On the heels of my post suggesting that Santorum and Gingrich must strike a deal, and soon, if either hopes to stop Mitt, the Rickster yesterday indicated publicly that he’s amenable to considering Gingrich as his vice presidential running mate. This comes as the usual anonymous (and some not so anonymous) campaign sources and party leaders are openly suggesting that it’s time for Newt to step aside. The Newtster, for his part, is having none of it, continuing to insist that he is in this race for the duration.
One need not buy Doyle McManus’ argument that Newt is staying in the race primarily to cement his Churchillian legacy to understand his reluctance to end his campaign. To begin, he is likely to do quite well – probably slightly better than Santorum – in Tuesday’s primaries in Alabama and Mississippi; polls indicate he is leading or close to the lead in both states. If he does, he can expect a brief boost in media coverage and all that entails. Strictly speaking, Gingrich also leads Santorum in a “hard” count of delegates won so far, 107-95, since the Republican National Committee does not give Santorum credit for the estimated 79 delegates he may have earned in his caucus state victories in Illinois, Colorado, Minnesota or North Dakota. By the time those states actually award their delegates, the dynamics of this race may have changed dramatically. Keep in mind that the pundits wrote Newt off at least two previous times, and yet here he is, in the final four, and with a credible shot at being the sole alternative to Mitt.
The problem for Newt is that if he is going to negotiate an exit strategy with Rick, his leverage is greatest now, and not later, when the delegate math may have rendered him irrelevant. Consider Tuesday’s two primaries in Alabama and Mississippi. Combined, they will award a total of 84 delegates. Of that two-state allotment, 33 are divvied up, three a piece, to the winner of the states’ congressional districts, and 51 are apportioned statewide. Here’s why striking a deal now is critical for Rick and Newt. If any single candidate clears 50% in the statewide vote, he gets all the at-large delegates. Similarly, in both states, a candidate who wins 50% or more in a congressional district takes all three district delegates. Presumably someone who does well statewide will also do well in the congressional districts. Current polling indicates that the combined support for Rick and Newt is above or close to 50% in both Alabama and Mississippi. This suggests, then, that if one of them dropped, the other would be poised to come close to reaching the 50% threshold in both states, picking up in excess of 80 delegates, and shutting Romney out in the process. However, if both Rick and Newt stay in the race, neither clears 50%, and the delegates are allocated in somewhat proportional fashion.
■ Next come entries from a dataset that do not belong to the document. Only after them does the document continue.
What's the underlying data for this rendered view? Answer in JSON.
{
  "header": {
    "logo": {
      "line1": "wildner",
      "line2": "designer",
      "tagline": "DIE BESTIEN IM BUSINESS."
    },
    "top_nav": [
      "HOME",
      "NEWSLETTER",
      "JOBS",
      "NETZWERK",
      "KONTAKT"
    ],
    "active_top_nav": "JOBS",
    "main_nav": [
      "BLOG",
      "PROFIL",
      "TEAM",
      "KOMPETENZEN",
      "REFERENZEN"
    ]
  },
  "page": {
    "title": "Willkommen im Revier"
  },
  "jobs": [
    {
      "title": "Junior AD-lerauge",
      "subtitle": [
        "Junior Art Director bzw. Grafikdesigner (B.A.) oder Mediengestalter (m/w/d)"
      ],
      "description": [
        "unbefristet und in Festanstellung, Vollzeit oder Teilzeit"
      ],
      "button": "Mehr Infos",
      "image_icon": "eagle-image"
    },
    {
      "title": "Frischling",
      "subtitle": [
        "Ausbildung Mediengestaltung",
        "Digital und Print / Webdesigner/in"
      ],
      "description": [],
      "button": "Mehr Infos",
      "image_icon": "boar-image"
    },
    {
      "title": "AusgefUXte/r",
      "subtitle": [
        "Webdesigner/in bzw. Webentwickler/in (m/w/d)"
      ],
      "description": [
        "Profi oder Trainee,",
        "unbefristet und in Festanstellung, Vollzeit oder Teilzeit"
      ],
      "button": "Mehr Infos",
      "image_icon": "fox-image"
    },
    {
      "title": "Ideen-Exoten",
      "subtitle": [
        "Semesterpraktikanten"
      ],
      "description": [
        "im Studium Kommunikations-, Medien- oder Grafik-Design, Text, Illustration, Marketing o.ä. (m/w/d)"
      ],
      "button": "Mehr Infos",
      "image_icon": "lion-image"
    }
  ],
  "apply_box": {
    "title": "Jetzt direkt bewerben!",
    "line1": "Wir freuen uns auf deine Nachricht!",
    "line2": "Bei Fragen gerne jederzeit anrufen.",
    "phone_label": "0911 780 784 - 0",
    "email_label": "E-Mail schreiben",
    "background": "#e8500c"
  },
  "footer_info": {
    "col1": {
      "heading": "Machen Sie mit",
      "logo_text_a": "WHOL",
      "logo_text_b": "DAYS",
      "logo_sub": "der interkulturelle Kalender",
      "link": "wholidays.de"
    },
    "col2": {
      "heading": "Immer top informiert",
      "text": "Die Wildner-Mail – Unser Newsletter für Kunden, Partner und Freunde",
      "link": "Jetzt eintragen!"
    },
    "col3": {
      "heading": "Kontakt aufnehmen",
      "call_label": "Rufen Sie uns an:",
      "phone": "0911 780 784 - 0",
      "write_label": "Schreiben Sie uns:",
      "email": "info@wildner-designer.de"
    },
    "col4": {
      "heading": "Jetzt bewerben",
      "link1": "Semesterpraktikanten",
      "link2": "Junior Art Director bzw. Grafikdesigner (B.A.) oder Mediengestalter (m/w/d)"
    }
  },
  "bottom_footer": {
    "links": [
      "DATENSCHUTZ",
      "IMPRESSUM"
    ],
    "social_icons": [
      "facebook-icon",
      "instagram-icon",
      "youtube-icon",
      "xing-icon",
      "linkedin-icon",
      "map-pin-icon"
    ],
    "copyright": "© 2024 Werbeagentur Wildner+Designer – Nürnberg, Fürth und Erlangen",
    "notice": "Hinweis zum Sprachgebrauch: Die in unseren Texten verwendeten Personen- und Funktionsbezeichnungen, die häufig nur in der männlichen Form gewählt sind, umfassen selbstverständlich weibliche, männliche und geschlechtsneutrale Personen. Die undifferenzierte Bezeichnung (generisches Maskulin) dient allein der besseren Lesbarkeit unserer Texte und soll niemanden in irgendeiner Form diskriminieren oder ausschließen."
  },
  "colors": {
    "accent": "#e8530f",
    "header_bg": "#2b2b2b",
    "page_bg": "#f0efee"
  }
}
That means Mitt will likely get 20-plus delegates, with Rick and Newt divvying up the remaining 60. In terms of cutting into Mitt’s delegate lead, the delegates Rick gains on Tuesday will just about offset the 9 delegates Mitt picked up yesterday in Guam!
Now play this scenario out across multiple contests, and you can see the dilemma Newt, and Rick, face. If both stay in, neither has a strong shot at catching Mitt. If one drops, the other’s chances improve. But which one should drop? Because both think they are still in this race, neither is likely to drop soon. By the time it becomes obvious to one (or both) that the delegate math is clearly against them, it will be too late (if it’s not already!) And while party leaders are now pressing Newt to drop out, it’s not immediately clear to me – nor, more importantly, to him! – that he is actually the weaker of the two candidates. Indeed, for the first time during this nomination contest, Gingrich is running ads targeting Santorum.
Dilemmas, dilemmas. As Rick and Newt try to push each other out, Mitt continues to win delegates and wrack up endorsements as he slogs forward, delegate by delegate, to clinching the nomination – this despite the fact that he’s the guy who, as Romney supporter and former Congressman Tom Davis suggested, “gives the fireside chat and the fire goes out.” Davis went on to praise Romney’s leadership qualities, saying, “H]e’s a results-oriented guy and in tough times, who do you want leading the country? He may not be able to feel your pain and empathize with people, but do you want that or do you want somebody who’s actually accomplished some things and is going to make some tough decisions, which the country needs.” (Davis also noted that Romney might fall short of winning a majority of delegates prior to the convention.)
Ouch! And that’s from a supporter! With endorsements like that, it’s understandable why Gingrich and Santorum won’t drop out.
And so, Gatsby-like, Newt and Rick will likely beat on, boats against the current… .
Addendum 1:57: As Mo Fiorina reminds me via email, my scenario assumes that most of Newt’s supporters go to Rick if Newt drops out, and vice versa if Rick calls it quits. Polling data suggests, however, that at least some of Newt’s vote would go to Romney, although a majority would likely switch to Rick.